### Problem to work on:
The number needed is how many lines of the data hold the string "username". Give that number and nothing more.

### Provided records:
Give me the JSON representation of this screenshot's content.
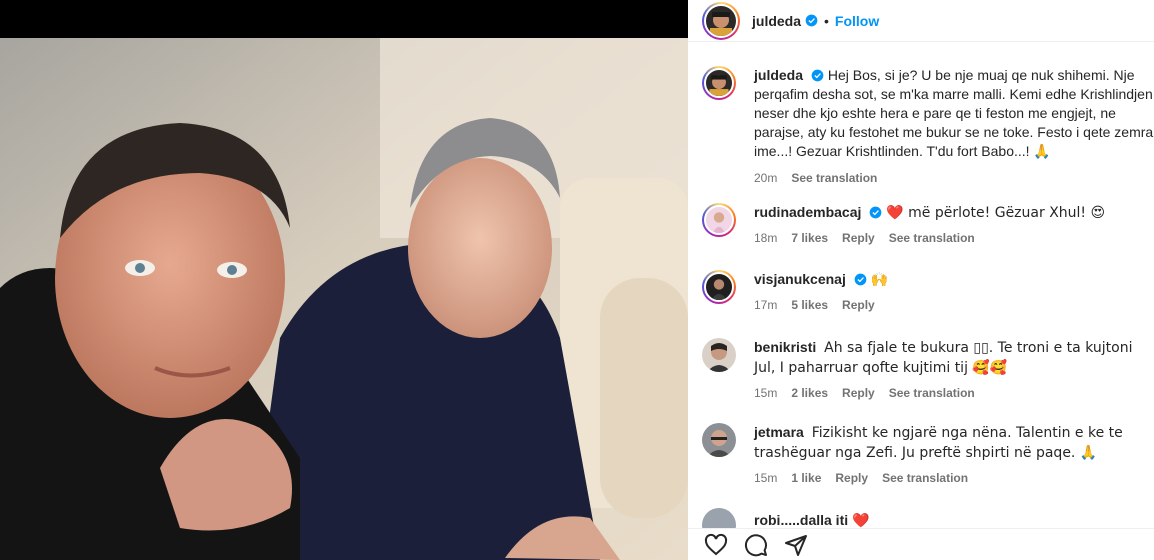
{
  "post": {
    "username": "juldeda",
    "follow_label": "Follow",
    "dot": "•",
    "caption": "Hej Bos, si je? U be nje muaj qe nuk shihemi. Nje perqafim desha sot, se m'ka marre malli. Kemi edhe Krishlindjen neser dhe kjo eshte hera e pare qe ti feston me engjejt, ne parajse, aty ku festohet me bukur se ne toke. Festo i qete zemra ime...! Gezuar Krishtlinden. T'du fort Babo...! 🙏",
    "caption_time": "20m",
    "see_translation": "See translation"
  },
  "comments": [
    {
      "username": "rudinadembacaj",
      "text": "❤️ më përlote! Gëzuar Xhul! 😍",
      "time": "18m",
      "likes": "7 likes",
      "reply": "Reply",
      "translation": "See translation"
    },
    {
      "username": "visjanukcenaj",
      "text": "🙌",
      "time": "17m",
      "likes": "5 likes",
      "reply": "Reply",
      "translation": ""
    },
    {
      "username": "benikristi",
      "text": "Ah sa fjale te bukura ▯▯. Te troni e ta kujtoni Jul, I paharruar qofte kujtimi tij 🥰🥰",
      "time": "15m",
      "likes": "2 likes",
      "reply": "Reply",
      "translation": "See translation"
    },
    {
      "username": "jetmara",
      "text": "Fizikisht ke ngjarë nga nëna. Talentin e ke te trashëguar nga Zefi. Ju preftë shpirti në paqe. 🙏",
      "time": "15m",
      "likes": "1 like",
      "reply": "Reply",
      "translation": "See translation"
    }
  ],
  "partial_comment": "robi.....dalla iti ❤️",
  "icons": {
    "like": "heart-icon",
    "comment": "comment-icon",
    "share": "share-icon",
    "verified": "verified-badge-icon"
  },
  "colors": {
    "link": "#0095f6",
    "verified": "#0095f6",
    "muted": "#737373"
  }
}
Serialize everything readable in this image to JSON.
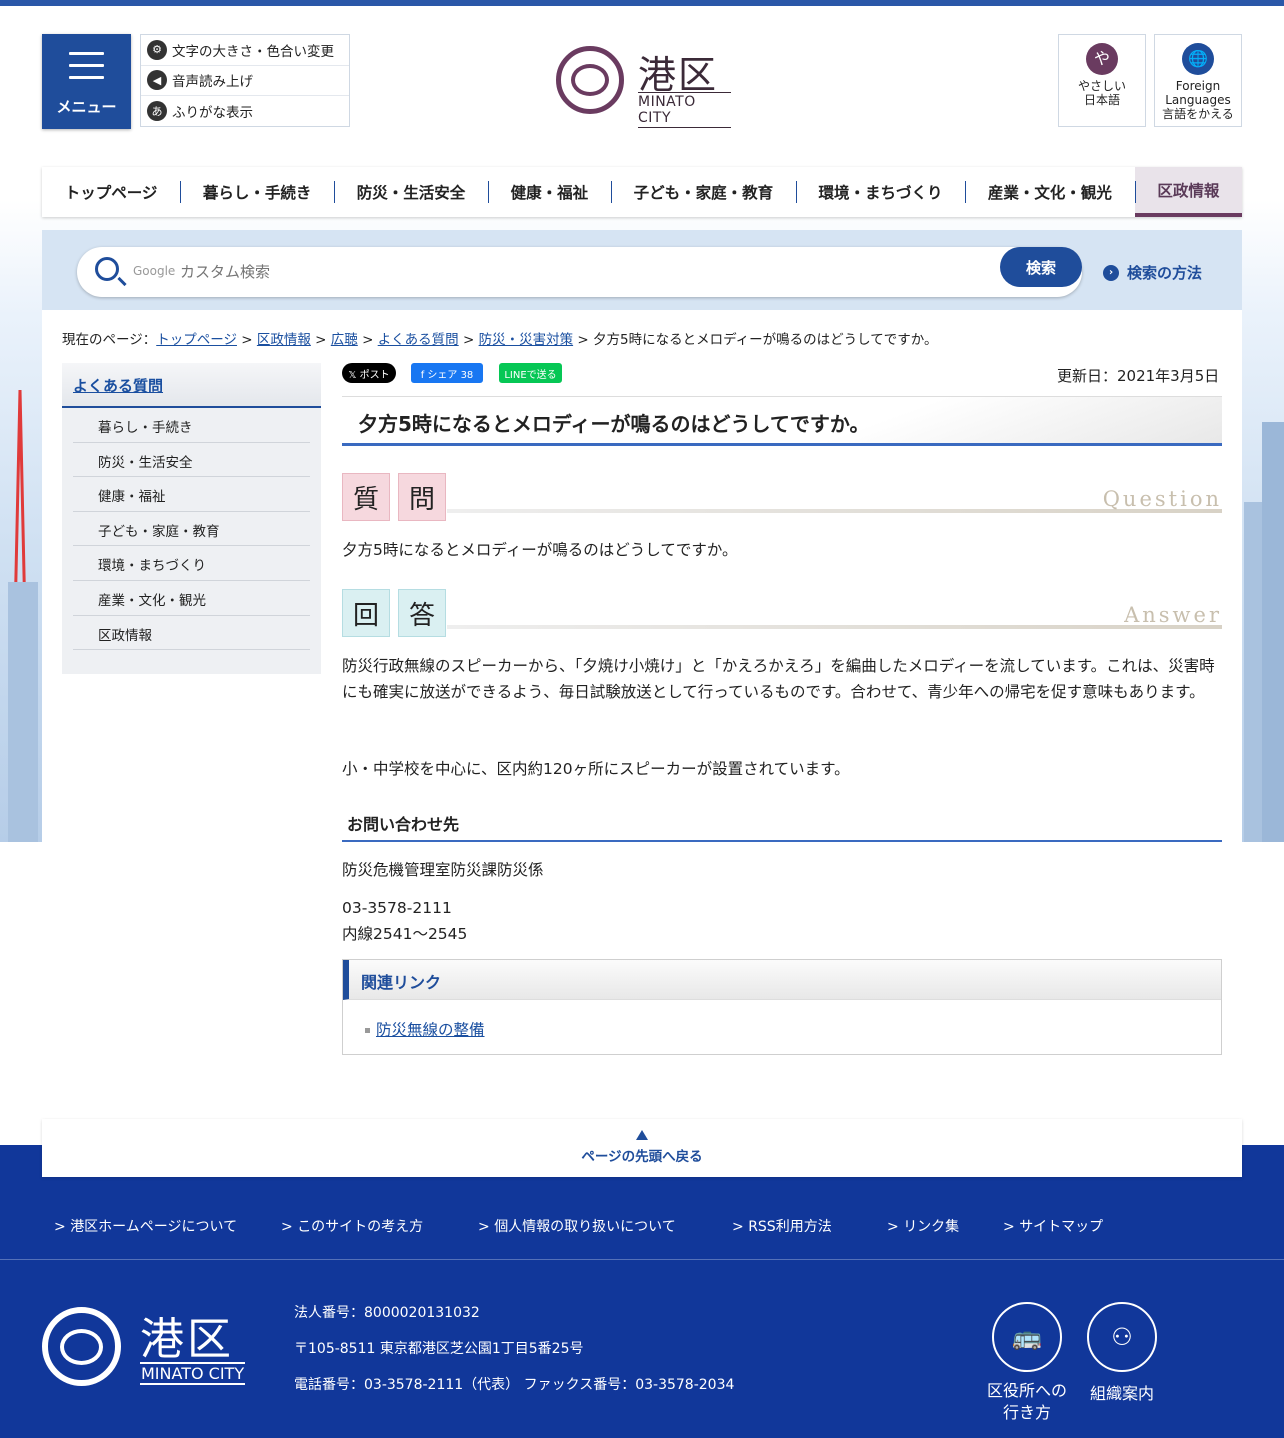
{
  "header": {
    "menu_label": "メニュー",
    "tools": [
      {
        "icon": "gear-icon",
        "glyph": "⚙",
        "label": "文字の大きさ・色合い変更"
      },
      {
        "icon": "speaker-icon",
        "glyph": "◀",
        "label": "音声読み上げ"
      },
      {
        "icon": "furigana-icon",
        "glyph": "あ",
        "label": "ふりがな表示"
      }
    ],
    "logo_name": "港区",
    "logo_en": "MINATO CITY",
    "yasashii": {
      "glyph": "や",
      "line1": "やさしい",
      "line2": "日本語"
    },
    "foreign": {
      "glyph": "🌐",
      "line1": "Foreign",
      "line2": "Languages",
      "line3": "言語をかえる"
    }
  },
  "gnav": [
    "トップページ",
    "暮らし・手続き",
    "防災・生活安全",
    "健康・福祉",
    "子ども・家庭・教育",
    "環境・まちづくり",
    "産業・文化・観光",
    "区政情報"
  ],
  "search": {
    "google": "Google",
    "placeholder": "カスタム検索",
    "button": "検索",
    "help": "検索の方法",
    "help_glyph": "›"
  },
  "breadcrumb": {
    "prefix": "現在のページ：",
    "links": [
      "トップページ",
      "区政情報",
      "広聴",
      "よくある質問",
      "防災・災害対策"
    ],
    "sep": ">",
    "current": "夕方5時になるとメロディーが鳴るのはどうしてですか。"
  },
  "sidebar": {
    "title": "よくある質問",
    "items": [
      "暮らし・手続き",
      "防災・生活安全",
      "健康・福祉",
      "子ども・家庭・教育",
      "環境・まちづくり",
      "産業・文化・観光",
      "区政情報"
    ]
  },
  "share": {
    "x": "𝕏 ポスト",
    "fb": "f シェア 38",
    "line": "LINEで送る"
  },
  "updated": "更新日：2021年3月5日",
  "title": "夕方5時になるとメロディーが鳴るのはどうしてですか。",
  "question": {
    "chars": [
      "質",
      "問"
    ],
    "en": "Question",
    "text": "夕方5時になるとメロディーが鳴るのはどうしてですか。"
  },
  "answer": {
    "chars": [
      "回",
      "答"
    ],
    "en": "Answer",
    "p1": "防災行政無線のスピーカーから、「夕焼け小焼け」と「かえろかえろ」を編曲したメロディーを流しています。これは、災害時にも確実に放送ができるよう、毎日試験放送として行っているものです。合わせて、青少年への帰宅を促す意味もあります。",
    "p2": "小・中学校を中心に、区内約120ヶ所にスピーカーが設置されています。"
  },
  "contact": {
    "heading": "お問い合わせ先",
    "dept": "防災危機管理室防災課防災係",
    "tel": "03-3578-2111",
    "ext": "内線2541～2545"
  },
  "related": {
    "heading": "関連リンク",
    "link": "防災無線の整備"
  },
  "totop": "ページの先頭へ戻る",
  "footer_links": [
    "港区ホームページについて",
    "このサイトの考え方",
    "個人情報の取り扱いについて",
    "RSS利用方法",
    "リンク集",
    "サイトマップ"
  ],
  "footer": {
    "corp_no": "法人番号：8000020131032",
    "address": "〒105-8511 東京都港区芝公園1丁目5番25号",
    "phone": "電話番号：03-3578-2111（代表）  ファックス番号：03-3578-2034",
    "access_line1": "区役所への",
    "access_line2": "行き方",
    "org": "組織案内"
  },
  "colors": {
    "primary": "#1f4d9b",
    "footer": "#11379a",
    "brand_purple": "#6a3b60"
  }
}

### The answer:
5